This week's book giveaways are in the Jython/Python and Object-Oriented programming forums. We're giving away four copies each of Machine Learning for Business: Using Amazon SageMaker and Jupyter and Object Design Style Guide and have the authors on-line! See this thread and this one for details.
I am an academician and studying Hadoop for my presentations in class. As I am new to Hadoop, I seek your expert opinions on following two aspects:
1. Which languages are popularly used by industries to implement Hadoop? Python or Java.
2. Any sources, from where I can get real business scenarios / examples in Industry where Hadoop is being used? Also where the data sets are available.
During my course presentation, I need this information to convince my students. Kindly help me.
Hadoop itself is implemented mainly in Java as far as I know, and there is a fairly low-level Java API which a lot of people have used for Hadoop programming. However, it is often easier to use higher-level APIs such as Cascading (for Java) or alternative languages like Pig, Hive SQL and others. Pig is a Hadoop-based scripting language, and scripts are converted internally into a series of MapReduce tasks. Hive is a way to manage your data in HDFS as if it were held in relational database tables, and you can use SQL to manipulate your data, which is much easier than trying to do this in Java/MapReduce. As with Pig, the SQL is converted into MapReduce tasks underneath. Hadoop is also the foundation for other tools such as the NoSQL database HBase.
However, Hadoop v.2+ now provides the YARN resource manager, which allows you to plug in alternative processing engines e.g. Tez or Spark instead of the older MapReduce engine. Using these engines can speed up your Hive SQL or Pig jobs significantly. Apache Spark is a distributed processing engine that can run independently or on top of Hadoop's YARN engine. Spark has APIs for Scala, Python and Java, and provides a powerful high-level coding paradigm that many people are starting to see as an alternative to traditional Java/MapReduce with/without Hadoop. One of the nice things about Spark is that you can code your whole data-processing pipeline using the same language/API and a consistent programming model, instead of having to switch between e.g. Java, Pig and Hive SQL to complete different stages in the processing.

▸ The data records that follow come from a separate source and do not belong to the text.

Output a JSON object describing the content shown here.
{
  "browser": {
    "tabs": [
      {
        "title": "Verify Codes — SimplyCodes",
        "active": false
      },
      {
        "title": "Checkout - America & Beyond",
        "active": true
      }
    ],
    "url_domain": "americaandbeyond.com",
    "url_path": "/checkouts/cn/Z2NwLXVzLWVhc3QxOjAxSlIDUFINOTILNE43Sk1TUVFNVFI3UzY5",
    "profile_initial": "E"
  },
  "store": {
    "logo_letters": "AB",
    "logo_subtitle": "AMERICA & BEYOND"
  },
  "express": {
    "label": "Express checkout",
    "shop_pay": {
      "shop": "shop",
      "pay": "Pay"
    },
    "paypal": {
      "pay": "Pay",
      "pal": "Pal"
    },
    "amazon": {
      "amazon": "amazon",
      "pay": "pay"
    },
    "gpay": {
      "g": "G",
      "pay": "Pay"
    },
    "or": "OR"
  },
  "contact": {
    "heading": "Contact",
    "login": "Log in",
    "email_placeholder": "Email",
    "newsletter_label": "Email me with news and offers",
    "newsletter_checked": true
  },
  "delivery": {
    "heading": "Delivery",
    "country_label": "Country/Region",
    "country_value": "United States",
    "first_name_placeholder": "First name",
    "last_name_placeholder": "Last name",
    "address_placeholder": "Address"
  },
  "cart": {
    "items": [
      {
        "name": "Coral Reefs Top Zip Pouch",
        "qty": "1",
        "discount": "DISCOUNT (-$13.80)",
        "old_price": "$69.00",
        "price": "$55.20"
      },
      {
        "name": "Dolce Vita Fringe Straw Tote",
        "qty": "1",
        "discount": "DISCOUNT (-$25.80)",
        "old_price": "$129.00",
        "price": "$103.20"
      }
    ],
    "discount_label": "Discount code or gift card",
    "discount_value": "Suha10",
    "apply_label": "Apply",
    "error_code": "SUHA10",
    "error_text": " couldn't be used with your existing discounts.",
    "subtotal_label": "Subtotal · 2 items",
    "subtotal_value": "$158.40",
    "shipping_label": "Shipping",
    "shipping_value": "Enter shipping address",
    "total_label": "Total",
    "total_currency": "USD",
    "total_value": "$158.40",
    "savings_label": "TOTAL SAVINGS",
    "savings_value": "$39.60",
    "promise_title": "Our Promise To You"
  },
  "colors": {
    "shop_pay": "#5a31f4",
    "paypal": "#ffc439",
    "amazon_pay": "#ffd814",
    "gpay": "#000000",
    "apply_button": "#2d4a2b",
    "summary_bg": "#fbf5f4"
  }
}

Many other languages and tools (e.g. ETL tools, BI, etc) provide interfaces of various kinds to Hadoop, and it seems to be getting easier to use Hadoop as a distributed data store, but use lots of other tools to access/manipulate your data in Hadoop, even if you are not executing your code directly on Hadoop's processing engine.